Wildfire season in Kansas projected to start earlier; slight increase in fire weather events predicted
01/02/19 High Plains Journal
“We are seeing increased fuel loads in this region because of the late summer rains we received,” said Chip Redmond, mesonet manager and assistant scientist in the Weather Data Library at Kansas State University.
Wednesday, Jan. 2, 2019
Will Dollar Stores Be The End Of Local American Retail?
“The jobs, tax dollars, and even profits generated from a local grocery store go back to the community,” said David Proctor, director of the Local Grocery Initiative at Kansas State University. “Significant profits from Dollar General are going back to their corporate offices, not to the community.”
What does it take to be Kansas Counselor of the Year? Compassion tops list
1/1/19 The Kansas City Star
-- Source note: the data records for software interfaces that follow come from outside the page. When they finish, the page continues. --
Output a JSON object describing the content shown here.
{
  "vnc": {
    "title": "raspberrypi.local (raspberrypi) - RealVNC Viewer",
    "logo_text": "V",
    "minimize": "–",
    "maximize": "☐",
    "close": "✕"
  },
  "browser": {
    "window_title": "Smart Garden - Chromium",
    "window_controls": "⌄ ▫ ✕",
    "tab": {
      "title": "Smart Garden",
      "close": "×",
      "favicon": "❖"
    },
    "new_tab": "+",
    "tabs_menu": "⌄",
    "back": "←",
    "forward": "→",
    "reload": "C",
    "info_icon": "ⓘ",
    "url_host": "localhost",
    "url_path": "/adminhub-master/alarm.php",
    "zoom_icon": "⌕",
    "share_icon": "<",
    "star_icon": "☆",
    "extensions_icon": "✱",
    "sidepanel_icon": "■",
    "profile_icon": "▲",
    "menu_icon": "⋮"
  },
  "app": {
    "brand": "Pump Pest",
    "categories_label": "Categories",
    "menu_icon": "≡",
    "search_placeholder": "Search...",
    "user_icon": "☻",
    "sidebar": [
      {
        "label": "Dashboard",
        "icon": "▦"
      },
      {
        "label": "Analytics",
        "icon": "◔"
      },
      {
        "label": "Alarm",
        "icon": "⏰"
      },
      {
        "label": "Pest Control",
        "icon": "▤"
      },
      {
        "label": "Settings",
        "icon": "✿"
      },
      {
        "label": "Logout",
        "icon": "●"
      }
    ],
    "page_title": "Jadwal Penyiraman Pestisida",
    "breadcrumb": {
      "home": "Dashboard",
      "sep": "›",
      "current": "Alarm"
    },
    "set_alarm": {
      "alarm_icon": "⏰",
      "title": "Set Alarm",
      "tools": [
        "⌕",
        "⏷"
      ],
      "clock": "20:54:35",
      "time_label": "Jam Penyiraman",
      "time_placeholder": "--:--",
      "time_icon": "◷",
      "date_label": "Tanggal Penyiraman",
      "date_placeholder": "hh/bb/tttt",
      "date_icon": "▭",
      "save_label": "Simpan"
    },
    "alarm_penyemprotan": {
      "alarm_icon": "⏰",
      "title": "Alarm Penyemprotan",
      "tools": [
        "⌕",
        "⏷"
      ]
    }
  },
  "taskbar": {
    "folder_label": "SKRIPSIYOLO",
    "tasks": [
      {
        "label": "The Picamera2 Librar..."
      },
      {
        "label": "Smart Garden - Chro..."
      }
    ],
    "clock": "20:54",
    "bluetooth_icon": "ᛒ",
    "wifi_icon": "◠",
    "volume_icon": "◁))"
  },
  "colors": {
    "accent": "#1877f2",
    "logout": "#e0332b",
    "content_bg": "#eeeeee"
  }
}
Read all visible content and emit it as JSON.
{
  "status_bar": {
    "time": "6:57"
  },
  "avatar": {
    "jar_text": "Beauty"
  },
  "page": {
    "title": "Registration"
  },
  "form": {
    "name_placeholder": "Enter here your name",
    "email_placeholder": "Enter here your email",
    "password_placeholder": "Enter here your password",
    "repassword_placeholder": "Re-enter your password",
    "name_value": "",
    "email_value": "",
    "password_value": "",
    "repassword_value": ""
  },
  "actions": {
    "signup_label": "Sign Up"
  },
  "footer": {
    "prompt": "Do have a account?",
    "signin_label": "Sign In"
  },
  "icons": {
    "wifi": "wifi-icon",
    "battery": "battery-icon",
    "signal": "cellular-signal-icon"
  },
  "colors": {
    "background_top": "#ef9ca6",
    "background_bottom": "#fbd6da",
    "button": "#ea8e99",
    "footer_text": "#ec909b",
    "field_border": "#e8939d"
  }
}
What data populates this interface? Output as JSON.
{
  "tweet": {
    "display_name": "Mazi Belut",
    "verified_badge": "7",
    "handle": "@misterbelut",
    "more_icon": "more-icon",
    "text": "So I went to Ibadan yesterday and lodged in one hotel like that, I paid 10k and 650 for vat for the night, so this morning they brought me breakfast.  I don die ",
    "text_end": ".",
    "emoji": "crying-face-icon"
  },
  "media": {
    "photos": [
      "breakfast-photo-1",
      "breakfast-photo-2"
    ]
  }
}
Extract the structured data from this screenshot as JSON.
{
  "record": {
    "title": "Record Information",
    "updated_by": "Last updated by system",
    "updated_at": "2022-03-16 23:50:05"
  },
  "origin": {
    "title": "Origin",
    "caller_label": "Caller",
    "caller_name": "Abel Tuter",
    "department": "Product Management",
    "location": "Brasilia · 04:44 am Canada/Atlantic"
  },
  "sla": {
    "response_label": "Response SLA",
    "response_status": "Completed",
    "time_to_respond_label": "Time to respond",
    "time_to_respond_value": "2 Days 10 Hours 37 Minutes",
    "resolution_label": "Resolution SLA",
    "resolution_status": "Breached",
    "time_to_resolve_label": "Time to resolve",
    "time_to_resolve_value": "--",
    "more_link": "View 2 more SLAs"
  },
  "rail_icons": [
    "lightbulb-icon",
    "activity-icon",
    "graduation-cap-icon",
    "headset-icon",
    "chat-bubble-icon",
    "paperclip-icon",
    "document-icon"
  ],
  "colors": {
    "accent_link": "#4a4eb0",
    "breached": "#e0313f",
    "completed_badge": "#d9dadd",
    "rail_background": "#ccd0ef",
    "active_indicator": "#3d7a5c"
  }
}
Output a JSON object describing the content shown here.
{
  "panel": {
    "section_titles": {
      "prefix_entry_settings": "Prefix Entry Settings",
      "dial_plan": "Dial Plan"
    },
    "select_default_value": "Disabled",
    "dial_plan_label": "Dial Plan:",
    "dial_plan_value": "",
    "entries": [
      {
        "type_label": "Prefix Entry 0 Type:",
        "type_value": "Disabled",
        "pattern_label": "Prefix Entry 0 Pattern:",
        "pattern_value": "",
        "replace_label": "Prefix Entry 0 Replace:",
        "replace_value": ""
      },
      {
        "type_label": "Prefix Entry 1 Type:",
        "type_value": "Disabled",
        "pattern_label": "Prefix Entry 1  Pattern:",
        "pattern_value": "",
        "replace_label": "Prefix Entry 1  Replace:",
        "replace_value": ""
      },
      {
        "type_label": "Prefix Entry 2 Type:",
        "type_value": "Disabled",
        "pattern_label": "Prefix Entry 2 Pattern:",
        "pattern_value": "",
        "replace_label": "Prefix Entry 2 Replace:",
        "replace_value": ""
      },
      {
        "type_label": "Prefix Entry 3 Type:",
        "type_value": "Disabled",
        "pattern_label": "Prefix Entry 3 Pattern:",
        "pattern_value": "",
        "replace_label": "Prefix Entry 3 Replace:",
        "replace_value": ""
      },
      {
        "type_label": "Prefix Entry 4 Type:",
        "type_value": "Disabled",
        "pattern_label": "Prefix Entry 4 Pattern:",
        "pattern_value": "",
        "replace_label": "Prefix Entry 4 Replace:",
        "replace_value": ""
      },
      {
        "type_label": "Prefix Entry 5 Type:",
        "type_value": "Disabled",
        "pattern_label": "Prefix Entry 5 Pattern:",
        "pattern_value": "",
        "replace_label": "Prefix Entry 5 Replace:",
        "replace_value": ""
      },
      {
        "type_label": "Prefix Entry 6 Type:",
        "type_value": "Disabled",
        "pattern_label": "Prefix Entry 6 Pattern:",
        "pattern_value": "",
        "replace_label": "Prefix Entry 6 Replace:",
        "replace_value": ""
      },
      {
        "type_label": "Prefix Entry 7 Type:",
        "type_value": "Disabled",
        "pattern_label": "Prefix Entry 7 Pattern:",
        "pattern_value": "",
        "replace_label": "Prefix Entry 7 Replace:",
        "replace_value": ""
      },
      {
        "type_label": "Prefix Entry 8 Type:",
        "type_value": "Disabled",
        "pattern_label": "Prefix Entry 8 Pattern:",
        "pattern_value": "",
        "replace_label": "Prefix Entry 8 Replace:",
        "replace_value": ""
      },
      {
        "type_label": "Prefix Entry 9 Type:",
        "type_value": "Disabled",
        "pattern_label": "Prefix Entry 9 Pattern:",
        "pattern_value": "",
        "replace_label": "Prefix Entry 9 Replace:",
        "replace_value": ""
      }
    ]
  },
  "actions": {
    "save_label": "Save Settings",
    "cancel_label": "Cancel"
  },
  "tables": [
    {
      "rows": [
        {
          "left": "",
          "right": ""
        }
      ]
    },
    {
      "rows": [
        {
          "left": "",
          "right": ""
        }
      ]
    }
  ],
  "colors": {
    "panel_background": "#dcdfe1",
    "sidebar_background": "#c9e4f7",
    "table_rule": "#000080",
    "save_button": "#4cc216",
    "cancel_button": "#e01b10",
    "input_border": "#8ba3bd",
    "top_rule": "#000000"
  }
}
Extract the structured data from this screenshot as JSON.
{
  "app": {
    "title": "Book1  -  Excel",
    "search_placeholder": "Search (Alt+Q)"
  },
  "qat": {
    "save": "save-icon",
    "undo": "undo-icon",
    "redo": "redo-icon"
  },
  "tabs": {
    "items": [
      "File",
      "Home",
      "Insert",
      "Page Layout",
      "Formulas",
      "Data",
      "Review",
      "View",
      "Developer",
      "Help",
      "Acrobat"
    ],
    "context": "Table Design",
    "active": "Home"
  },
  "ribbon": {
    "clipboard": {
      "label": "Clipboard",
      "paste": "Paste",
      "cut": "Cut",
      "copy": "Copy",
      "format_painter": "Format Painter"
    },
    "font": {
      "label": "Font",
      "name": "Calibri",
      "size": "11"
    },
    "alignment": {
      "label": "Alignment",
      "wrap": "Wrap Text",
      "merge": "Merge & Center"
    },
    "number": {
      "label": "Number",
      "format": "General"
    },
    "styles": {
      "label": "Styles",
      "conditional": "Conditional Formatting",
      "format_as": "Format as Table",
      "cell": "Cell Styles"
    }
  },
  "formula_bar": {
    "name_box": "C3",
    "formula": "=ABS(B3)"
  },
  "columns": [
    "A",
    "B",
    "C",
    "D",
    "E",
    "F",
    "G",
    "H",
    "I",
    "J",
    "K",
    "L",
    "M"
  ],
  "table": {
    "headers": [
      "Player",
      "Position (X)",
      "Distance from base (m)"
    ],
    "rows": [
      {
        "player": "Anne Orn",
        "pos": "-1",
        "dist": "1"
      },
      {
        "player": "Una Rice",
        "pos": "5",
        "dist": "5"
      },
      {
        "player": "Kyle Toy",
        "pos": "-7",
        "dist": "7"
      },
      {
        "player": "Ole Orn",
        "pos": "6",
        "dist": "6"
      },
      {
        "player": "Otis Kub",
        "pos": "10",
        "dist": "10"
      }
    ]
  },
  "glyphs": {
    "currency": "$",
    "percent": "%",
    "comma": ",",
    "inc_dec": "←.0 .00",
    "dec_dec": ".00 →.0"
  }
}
In Kansas, the organization only sees approximately five nominations each year. According to Judy Hughey, coordinator of counselor education at Kansas State University and current president of the Kansas School Counselor Association, it’s because counselors are too modest about their achievements.
2018 – A Year of Great Progress and Partnership for NBAF
12/30/18 The Manhattan Mercury
As the year draws to a close, it’s traditional to look back and reflect on everything that’s happened. For the National Bio and Agro-Defense Facility, two words can sum up our activities in 2018: progress and partnership.